*What you will do:*
Among the records below, the line containing "Give me the" marks the start. Output it and all lines after it exactly.

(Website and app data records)
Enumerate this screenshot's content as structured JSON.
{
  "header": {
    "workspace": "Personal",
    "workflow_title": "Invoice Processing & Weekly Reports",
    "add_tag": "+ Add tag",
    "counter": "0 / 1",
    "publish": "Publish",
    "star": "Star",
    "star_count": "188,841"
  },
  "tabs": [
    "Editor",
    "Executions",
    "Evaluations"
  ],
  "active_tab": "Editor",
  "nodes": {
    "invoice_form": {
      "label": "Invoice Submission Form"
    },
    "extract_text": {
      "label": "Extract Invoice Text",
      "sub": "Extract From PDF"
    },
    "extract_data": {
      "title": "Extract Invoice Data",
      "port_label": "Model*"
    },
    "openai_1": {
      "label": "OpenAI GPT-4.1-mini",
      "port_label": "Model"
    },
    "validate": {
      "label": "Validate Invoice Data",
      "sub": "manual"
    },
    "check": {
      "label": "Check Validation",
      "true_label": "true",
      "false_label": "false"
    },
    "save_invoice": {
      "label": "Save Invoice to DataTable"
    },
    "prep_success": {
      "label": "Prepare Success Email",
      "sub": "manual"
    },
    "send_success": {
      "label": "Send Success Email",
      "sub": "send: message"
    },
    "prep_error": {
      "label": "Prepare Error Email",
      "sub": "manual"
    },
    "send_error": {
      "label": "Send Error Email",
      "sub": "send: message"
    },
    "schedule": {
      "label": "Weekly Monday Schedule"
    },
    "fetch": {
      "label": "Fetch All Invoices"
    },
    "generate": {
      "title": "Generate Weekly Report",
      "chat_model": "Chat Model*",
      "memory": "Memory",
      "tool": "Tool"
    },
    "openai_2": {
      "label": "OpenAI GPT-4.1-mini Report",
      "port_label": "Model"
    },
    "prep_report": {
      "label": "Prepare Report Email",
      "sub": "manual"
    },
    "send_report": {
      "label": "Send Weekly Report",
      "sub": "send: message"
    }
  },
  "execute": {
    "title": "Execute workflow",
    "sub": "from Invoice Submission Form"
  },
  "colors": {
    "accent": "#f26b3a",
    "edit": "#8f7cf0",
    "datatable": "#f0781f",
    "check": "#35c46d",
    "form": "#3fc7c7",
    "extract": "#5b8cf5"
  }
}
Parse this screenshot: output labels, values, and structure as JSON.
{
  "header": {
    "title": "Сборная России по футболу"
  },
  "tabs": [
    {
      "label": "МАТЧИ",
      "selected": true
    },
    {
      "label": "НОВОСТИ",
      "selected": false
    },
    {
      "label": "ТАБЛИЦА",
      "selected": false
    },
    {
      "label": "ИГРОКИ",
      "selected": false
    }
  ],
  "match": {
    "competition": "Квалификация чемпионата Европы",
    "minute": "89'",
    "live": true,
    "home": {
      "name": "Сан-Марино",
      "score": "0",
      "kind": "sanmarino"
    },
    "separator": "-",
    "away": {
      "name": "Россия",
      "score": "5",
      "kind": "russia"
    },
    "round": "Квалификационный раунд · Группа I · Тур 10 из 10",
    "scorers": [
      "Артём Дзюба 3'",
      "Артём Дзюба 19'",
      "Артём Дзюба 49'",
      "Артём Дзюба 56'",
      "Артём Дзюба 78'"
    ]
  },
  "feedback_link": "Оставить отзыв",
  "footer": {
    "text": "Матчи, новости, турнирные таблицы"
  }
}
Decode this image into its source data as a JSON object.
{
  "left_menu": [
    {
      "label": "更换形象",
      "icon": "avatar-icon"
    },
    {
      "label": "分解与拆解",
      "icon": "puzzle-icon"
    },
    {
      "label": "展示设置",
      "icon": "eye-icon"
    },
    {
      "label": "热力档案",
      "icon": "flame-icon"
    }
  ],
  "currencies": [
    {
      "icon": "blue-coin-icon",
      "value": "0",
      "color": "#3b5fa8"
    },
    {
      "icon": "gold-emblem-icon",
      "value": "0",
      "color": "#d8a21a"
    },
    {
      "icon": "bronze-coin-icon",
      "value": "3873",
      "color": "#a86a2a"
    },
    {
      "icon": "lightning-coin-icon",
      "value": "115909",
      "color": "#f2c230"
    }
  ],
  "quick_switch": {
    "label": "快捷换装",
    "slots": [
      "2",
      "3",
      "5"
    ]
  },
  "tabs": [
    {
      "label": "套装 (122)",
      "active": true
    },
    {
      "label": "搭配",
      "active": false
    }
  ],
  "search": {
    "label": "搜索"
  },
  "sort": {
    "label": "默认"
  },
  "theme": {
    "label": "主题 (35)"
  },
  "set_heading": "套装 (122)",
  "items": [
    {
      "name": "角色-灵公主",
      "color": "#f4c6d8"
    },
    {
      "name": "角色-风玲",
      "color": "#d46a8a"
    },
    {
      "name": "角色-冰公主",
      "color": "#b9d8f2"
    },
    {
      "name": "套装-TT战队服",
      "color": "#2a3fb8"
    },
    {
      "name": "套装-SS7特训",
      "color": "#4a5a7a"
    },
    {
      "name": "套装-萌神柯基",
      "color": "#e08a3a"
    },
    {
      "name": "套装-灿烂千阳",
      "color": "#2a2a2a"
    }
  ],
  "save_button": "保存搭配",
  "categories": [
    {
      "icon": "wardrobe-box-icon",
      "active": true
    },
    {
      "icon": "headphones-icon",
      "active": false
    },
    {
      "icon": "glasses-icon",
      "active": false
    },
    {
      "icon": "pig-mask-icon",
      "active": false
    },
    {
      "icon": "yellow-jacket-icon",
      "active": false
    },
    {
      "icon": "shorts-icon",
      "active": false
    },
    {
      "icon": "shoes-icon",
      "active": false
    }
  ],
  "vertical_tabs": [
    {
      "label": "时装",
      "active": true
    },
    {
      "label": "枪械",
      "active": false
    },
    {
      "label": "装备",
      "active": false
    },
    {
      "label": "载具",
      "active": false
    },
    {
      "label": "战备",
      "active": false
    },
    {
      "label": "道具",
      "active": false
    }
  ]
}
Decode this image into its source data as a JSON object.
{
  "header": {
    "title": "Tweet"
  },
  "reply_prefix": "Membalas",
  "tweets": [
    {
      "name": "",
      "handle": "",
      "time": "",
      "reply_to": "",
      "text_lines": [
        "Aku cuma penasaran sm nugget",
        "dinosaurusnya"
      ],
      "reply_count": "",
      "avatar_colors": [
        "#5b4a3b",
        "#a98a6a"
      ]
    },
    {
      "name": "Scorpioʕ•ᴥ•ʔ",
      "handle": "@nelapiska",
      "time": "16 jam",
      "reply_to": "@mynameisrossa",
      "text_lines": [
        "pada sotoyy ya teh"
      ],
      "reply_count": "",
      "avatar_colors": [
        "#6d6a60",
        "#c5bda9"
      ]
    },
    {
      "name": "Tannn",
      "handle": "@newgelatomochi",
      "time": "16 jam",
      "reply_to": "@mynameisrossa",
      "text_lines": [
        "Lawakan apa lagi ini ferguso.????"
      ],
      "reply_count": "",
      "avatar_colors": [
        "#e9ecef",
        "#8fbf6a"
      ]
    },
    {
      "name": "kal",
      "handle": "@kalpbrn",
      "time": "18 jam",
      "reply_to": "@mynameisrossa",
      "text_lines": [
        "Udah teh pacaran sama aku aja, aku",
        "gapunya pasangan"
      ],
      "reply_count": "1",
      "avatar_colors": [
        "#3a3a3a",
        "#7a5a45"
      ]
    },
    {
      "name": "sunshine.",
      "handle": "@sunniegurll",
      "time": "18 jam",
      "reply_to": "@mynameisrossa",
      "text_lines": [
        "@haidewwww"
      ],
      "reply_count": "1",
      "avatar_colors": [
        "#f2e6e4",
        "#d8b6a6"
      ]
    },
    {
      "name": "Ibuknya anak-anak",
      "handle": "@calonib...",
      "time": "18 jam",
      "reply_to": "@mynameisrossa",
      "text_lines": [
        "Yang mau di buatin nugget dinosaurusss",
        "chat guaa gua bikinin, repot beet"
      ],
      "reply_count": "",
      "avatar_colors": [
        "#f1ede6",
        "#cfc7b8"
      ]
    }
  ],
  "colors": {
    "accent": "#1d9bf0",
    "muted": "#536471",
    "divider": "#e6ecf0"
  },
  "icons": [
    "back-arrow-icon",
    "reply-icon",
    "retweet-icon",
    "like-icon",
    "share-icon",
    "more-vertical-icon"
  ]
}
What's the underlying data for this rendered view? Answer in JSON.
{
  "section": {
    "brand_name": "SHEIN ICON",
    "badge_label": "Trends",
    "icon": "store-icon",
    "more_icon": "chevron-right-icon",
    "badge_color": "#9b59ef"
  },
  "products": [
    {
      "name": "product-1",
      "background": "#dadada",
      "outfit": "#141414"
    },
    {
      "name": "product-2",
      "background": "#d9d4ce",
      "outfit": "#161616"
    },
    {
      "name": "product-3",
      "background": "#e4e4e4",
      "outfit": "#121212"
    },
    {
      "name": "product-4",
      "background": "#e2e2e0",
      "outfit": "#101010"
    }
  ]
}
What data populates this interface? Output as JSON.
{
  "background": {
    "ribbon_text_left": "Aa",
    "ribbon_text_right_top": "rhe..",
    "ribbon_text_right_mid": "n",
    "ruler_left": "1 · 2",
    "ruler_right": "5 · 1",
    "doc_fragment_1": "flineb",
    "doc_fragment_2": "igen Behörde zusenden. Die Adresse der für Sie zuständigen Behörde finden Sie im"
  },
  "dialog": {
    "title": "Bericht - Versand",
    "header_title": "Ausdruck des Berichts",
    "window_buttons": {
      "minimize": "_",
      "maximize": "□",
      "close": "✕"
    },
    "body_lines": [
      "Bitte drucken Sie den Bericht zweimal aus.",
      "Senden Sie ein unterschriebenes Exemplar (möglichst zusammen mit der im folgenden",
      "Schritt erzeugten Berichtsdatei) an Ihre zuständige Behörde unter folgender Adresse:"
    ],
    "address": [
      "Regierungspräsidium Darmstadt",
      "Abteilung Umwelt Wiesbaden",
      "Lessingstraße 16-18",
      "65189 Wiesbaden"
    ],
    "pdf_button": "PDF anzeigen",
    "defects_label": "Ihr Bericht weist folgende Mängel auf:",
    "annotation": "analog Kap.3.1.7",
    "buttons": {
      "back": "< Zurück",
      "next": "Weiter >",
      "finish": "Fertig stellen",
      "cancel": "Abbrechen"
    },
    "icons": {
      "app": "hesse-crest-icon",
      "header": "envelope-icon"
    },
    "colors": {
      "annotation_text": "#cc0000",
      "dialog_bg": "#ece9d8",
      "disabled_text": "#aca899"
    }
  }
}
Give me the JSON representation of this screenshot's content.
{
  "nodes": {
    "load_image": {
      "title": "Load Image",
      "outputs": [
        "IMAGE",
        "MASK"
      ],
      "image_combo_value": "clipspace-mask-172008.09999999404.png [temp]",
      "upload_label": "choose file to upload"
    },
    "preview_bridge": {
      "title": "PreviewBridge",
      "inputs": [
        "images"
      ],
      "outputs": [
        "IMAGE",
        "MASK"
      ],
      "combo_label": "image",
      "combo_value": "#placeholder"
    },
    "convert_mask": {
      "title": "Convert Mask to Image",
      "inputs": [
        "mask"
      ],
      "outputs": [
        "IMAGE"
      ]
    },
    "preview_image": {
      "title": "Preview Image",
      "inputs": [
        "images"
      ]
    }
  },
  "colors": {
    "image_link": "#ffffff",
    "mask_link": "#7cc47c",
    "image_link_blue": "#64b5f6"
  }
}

*Written solution:*
Give me the JSON representation of this screenshot's content.
{
  "nodes": {
    "load_image": {
      "title": "Load Image",
      "outputs": [
        "IMAGE",
        "MASK"
      ],
      "image_combo_value": "clipspace-mask-172008.09999999404.png [temp]",
      "upload_label": "choose file to upload"
    },
    "preview_bridge": {
      "title": "PreviewBridge",
      "inputs": [
        "images"
      ],
      "outputs": [
        "IMAGE",
        "MASK"
      ],
      "combo_label": "image",
      "combo_value": "#placeholder"
    },
    "convert_mask": {
      "title": "Convert Mask to Image",
      "inputs": [
        "mask"
      ],
      "outputs": [
        "IMAGE"
      ]
    },
    "preview_image": {
      "title": "Preview Image",
      "inputs": [
        "images"
      ]
    }
  },
  "colors": {
    "image_link": "#ffffff",
    "mask_link": "#7cc47c",
    "image_link_blue": "#64b5f6"
  }
}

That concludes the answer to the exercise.